Nature Bats Last - Artist Statement

I was honored to be invited by artist and director Tammy Gomez to participate in Nature Bats Last, an intermedia exhibit that embodies a critical form of environmental consciousness. If you are in the DFW area I invite you to make it out to Irving to see accessible pieces that speak of the environmental dangers we are facing as a human community. The exhibit will be up till April 24th at the Jaycee Park Center for the Arts Gallery.

My piece was entitled Mama Nature 
This one minute script features Lupe and Xochitl sitting outside watching a group of boys “play” while anticipating the arrival of Xochitl’s mother, Nature.
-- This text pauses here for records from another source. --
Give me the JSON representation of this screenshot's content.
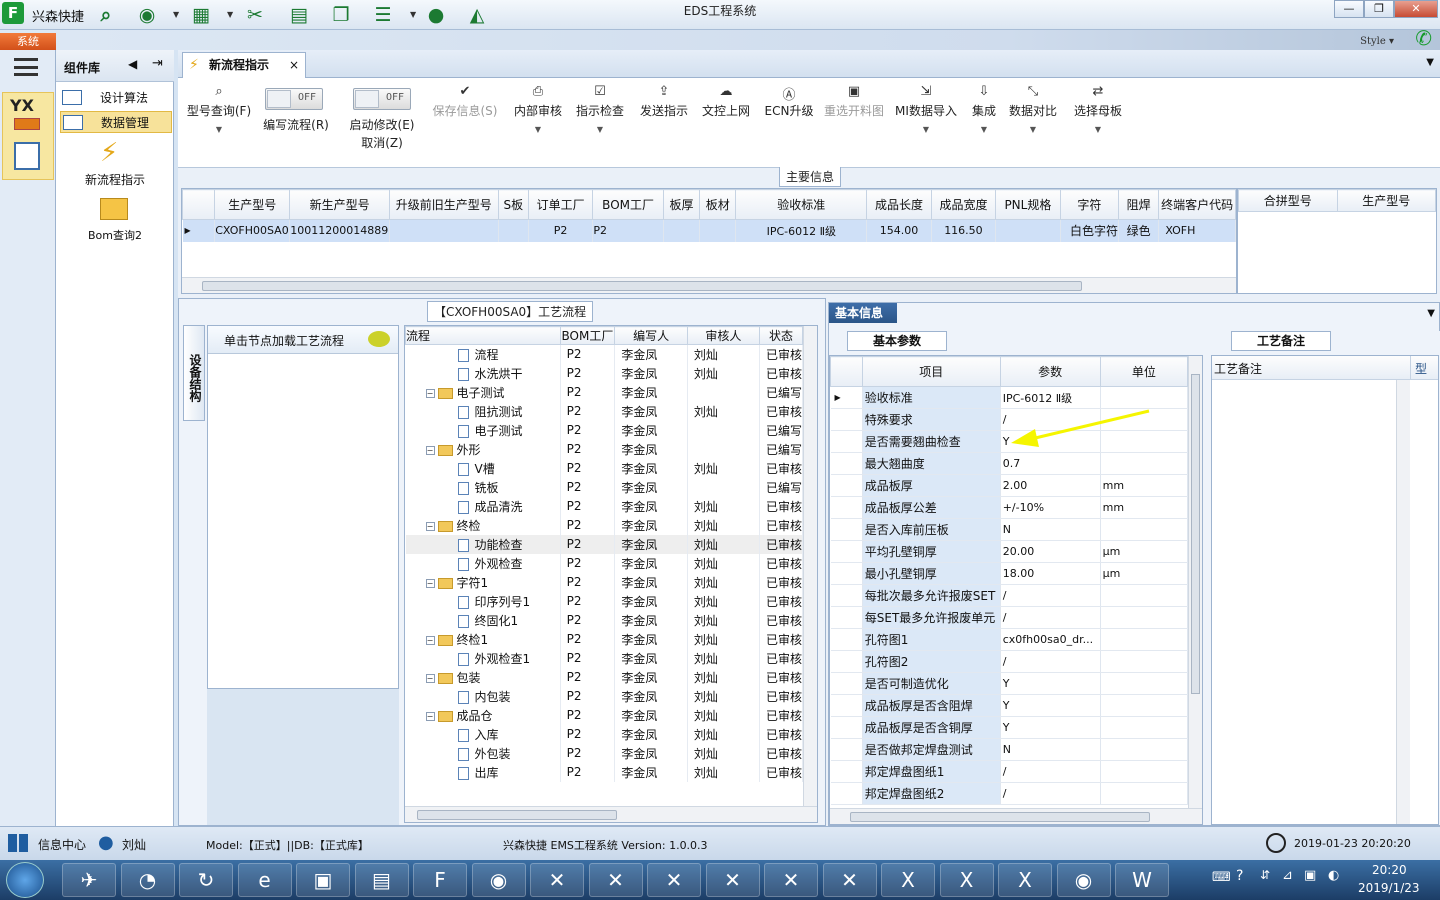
{
  "app": {
    "name": "兴森快捷",
    "window_title": "EDS工程系统",
    "system_tab": "系统",
    "style_label": "Style"
  },
  "window_controls": {
    "minimize": "—",
    "restore": "❐",
    "close": "✕"
  },
  "toolbar_icons": [
    "search-icon",
    "globe-icon",
    "table-icon",
    "scissors-icon",
    "film-icon",
    "copy-icon",
    "list-icon",
    "user-icon",
    "chart-icon"
  ],
  "component_panel": {
    "title": "组件库",
    "items": [
      {
        "label": "设计算法"
      },
      {
        "label": "数据管理"
      }
    ],
    "large_items": [
      {
        "label": "新流程指示"
      },
      {
        "label": "Bom查询2"
      }
    ]
  },
  "tab": {
    "label": "新流程指示",
    "close": "×"
  },
  "ribbon": {
    "query": {
      "label": "型号查询(F)"
    },
    "edit_flow": {
      "toggle": "OFF",
      "label": "编写流程(R)"
    },
    "start_modify": {
      "toggle": "OFF",
      "label": "启动修改(E)",
      "sublabel": "取消(Z)"
    },
    "buttons": [
      {
        "label": "保存信息(S)",
        "disabled": true,
        "icon": "check-icon"
      },
      {
        "label": "内部审核",
        "disabled": false,
        "icon": "printer-icon"
      },
      {
        "label": "指示检查",
        "disabled": false,
        "icon": "checkbox-icon"
      },
      {
        "label": "发送指示",
        "disabled": false,
        "icon": "upload-icon"
      },
      {
        "label": "文控上网",
        "disabled": false,
        "icon": "cloud-upload-icon"
      },
      {
        "label": "ECN升级",
        "disabled": false,
        "icon": "ecn-icon"
      },
      {
        "label": "重选开料图",
        "disabled": true,
        "icon": "image-icon"
      },
      {
        "label": "MI数据导入",
        "disabled": false,
        "icon": "import-icon"
      },
      {
        "label": "集成",
        "disabled": false,
        "icon": "download-icon"
      },
      {
        "label": "数据对比",
        "disabled": false,
        "icon": "compare-icon"
      },
      {
        "label": "选择母板",
        "disabled": false,
        "icon": "shuffle-icon"
      }
    ]
  },
  "main_info": {
    "title": "主要信息",
    "columns": [
      "生产型号",
      "新生产型号",
      "升级前旧生产型号",
      "S板",
      "订单工厂",
      "BOM工厂",
      "板厚",
      "板材",
      "验收标准",
      "成品长度",
      "成品宽度",
      "PNL规格",
      "字符",
      "阻焊",
      "终端客户代码"
    ],
    "row": [
      "CXOFH00SA0",
      "10011200014889",
      "",
      "",
      "P2",
      "P2",
      "",
      "",
      "IPC-6012 Ⅱ级",
      "154.00",
      "116.50",
      "",
      "白色字符",
      "绿色",
      "XOFH"
    ],
    "side_columns": [
      "合拼型号",
      "生产型号"
    ]
  },
  "process": {
    "title": "【CXOFH00SA0】工艺流程",
    "side_tab": "设备结构",
    "hint": "单击节点加载工艺流程",
    "columns": [
      "流程",
      "BOM工厂",
      "编写人",
      "审核人",
      "状态"
    ],
    "rows": [
      {
        "level": 2,
        "type": "doc",
        "name": "流程",
        "factory": "P2",
        "writer": "李金凤",
        "reviewer": "刘灿",
        "status": "已审核"
      },
      {
        "level": 2,
        "type": "doc",
        "name": "水洗烘干",
        "factory": "P2",
        "writer": "李金凤",
        "reviewer": "刘灿",
        "status": "已审核"
      },
      {
        "level": 1,
        "type": "folder",
        "name": "电子测试",
        "factory": "P2",
        "writer": "李金凤",
        "reviewer": "",
        "status": "已编写"
      },
      {
        "level": 2,
        "type": "doc",
        "name": "阻抗测试",
        "factory": "P2",
        "writer": "李金凤",
        "reviewer": "刘灿",
        "status": "已审核"
      },
      {
        "level": 2,
        "type": "doc",
        "name": "电子测试",
        "factory": "P2",
        "writer": "李金凤",
        "reviewer": "",
        "status": "已编写"
      },
      {
        "level": 1,
        "type": "folder",
        "name": "外形",
        "factory": "P2",
        "writer": "李金凤",
        "reviewer": "",
        "status": "已编写"
      },
      {
        "level": 2,
        "type": "doc",
        "name": "V槽",
        "factory": "P2",
        "writer": "李金凤",
        "reviewer": "刘灿",
        "status": "已审核"
      },
      {
        "level": 2,
        "type": "doc",
        "name": "铣板",
        "factory": "P2",
        "writer": "李金凤",
        "reviewer": "",
        "status": "已编写"
      },
      {
        "level": 2,
        "type": "doc",
        "name": "成品清洗",
        "factory": "P2",
        "writer": "李金凤",
        "reviewer": "刘灿",
        "status": "已审核"
      },
      {
        "level": 1,
        "type": "folder",
        "name": "终检",
        "factory": "P2",
        "writer": "李金凤",
        "reviewer": "刘灿",
        "status": "已审核"
      },
      {
        "level": 2,
        "type": "doc",
        "name": "功能检查",
        "factory": "P2",
        "writer": "李金凤",
        "reviewer": "刘灿",
        "status": "已审核",
        "hl": true
      },
      {
        "level": 2,
        "type": "doc",
        "name": "外观检查",
        "factory": "P2",
        "writer": "李金凤",
        "reviewer": "刘灿",
        "status": "已审核"
      },
      {
        "level": 1,
        "type": "folder",
        "name": "字符1",
        "factory": "P2",
        "writer": "李金凤",
        "reviewer": "刘灿",
        "status": "已审核"
      },
      {
        "level": 2,
        "type": "doc",
        "name": "印序列号1",
        "factory": "P2",
        "writer": "李金凤",
        "reviewer": "刘灿",
        "status": "已审核"
      },
      {
        "level": 2,
        "type": "doc",
        "name": "终固化1",
        "factory": "P2",
        "writer": "李金凤",
        "reviewer": "刘灿",
        "status": "已审核"
      },
      {
        "level": 1,
        "type": "folder",
        "name": "终检1",
        "factory": "P2",
        "writer": "李金凤",
        "reviewer": "刘灿",
        "status": "已审核"
      },
      {
        "level": 2,
        "type": "doc",
        "name": "外观检查1",
        "factory": "P2",
        "writer": "李金凤",
        "reviewer": "刘灿",
        "status": "已审核"
      },
      {
        "level": 1,
        "type": "folder",
        "name": "包装",
        "factory": "P2",
        "writer": "李金凤",
        "reviewer": "刘灿",
        "status": "已审核"
      },
      {
        "level": 2,
        "type": "doc",
        "name": "内包装",
        "factory": "P2",
        "writer": "李金凤",
        "reviewer": "刘灿",
        "status": "已审核"
      },
      {
        "level": 1,
        "type": "folder",
        "name": "成品仓",
        "factory": "P2",
        "writer": "李金凤",
        "reviewer": "刘灿",
        "status": "已审核"
      },
      {
        "level": 2,
        "type": "doc",
        "name": "入库",
        "factory": "P2",
        "writer": "李金凤",
        "reviewer": "刘灿",
        "status": "已审核"
      },
      {
        "level": 2,
        "type": "doc",
        "name": "外包装",
        "factory": "P2",
        "writer": "李金凤",
        "reviewer": "刘灿",
        "status": "已审核"
      },
      {
        "level": 2,
        "type": "doc",
        "name": "出库",
        "factory": "P2",
        "writer": "李金凤",
        "reviewer": "刘灿",
        "status": "已审核"
      }
    ]
  },
  "basic_info": {
    "title": "基本信息",
    "subtab": "基本参数",
    "columns": [
      "项目",
      "参数",
      "单位"
    ],
    "rows": [
      [
        "验收标准",
        "IPC-6012 Ⅱ级",
        ""
      ],
      [
        "特殊要求",
        "/",
        ""
      ],
      [
        "是否需要翘曲检查",
        "Y",
        ""
      ],
      [
        "最大翘曲度",
        "0.7",
        ""
      ],
      [
        "成品板厚",
        "2.00",
        "mm"
      ],
      [
        "成品板厚公差",
        "+/-10%",
        "mm"
      ],
      [
        "是否入库前压板",
        "N",
        ""
      ],
      [
        "平均孔壁铜厚",
        "20.00",
        "μm"
      ],
      [
        "最小孔壁铜厚",
        "18.00",
        "μm"
      ],
      [
        "每批次最多允许报废SET",
        "/",
        ""
      ],
      [
        "每SET最多允许报废单元",
        "/",
        ""
      ],
      [
        "孔符图1",
        "cx0fh00sa0_dr...",
        ""
      ],
      [
        "孔符图2",
        "/",
        ""
      ],
      [
        "是否可制造优化",
        "Y",
        ""
      ],
      [
        "成品板厚是否含阻焊",
        "Y",
        ""
      ],
      [
        "成品板厚是否含铜厚",
        "Y",
        ""
      ],
      [
        "是否做邦定焊盘测试",
        "N",
        ""
      ],
      [
        "邦定焊盘图纸1",
        "/",
        ""
      ],
      [
        "邦定焊盘图纸2",
        "/",
        ""
      ]
    ]
  },
  "remarks": {
    "title": "工艺备注",
    "column": "工艺备注",
    "column2": "型"
  },
  "status": {
    "info_center": "信息中心",
    "user": "刘灿",
    "model_db": "Model:【正式】||DB:【正式库】",
    "version": "兴森快捷  EMS工程系统  Version: 1.0.0.3",
    "datetime": "2019-01-23 20:20:20"
  },
  "taskbar": {
    "time": "20:20",
    "date": "2019/1/23"
  },
  "colors": {
    "accent": "#2b5588",
    "selection": "#cfe0f7",
    "highlight": "#f7e29a",
    "arrow": "#f5f500"
  }
}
Bearing an indigenous name translated as wild flower in the Nahuatl language, Xochitl sits on the bench with Lupe anxiously seeking guidance for her heavy heart. Xochitl’s character symbolizes a blossoming of Nature that is attempting to reconcile a heart full of guilt, shame, and perceived disconnect to her place of origin. Lupe, short for Maria Guadalupe (known by many as the mestizo hybrid representation of Tonantzin – a Native American deity that embodied the energy of the earth), plays the spiritual counter part to Nature. She narrates the present situation and councils Xochitl by offering her an alternative perspective.  Although strongly voiced, Xochitl and Lupe speak from the margins of an unnamed big brother who leads a team of “heavy hitters” and offer false promises of Lupe and Xochitl joining the game as active members. This is analogous to the ways ancient energies and heart wisdom of the earth are kept out of dominant societal discourse and likewise a statement on the colonial politics of gender, class, and race. “The brother” also proves unconcerned by Lupe’s warnings to come back into Natures house after the streetlights have come on. This male figure and his team are meant to symbolize the structures of power that have forced “mother Nature” to feel threatened and to retaliate. Yet the symbolic representation of nihilistic powers/privlage are positioned as brother and son - childlike and reckless in ways of exclusion, but still accompanied and connected to the powers of spirit, heart, and earth.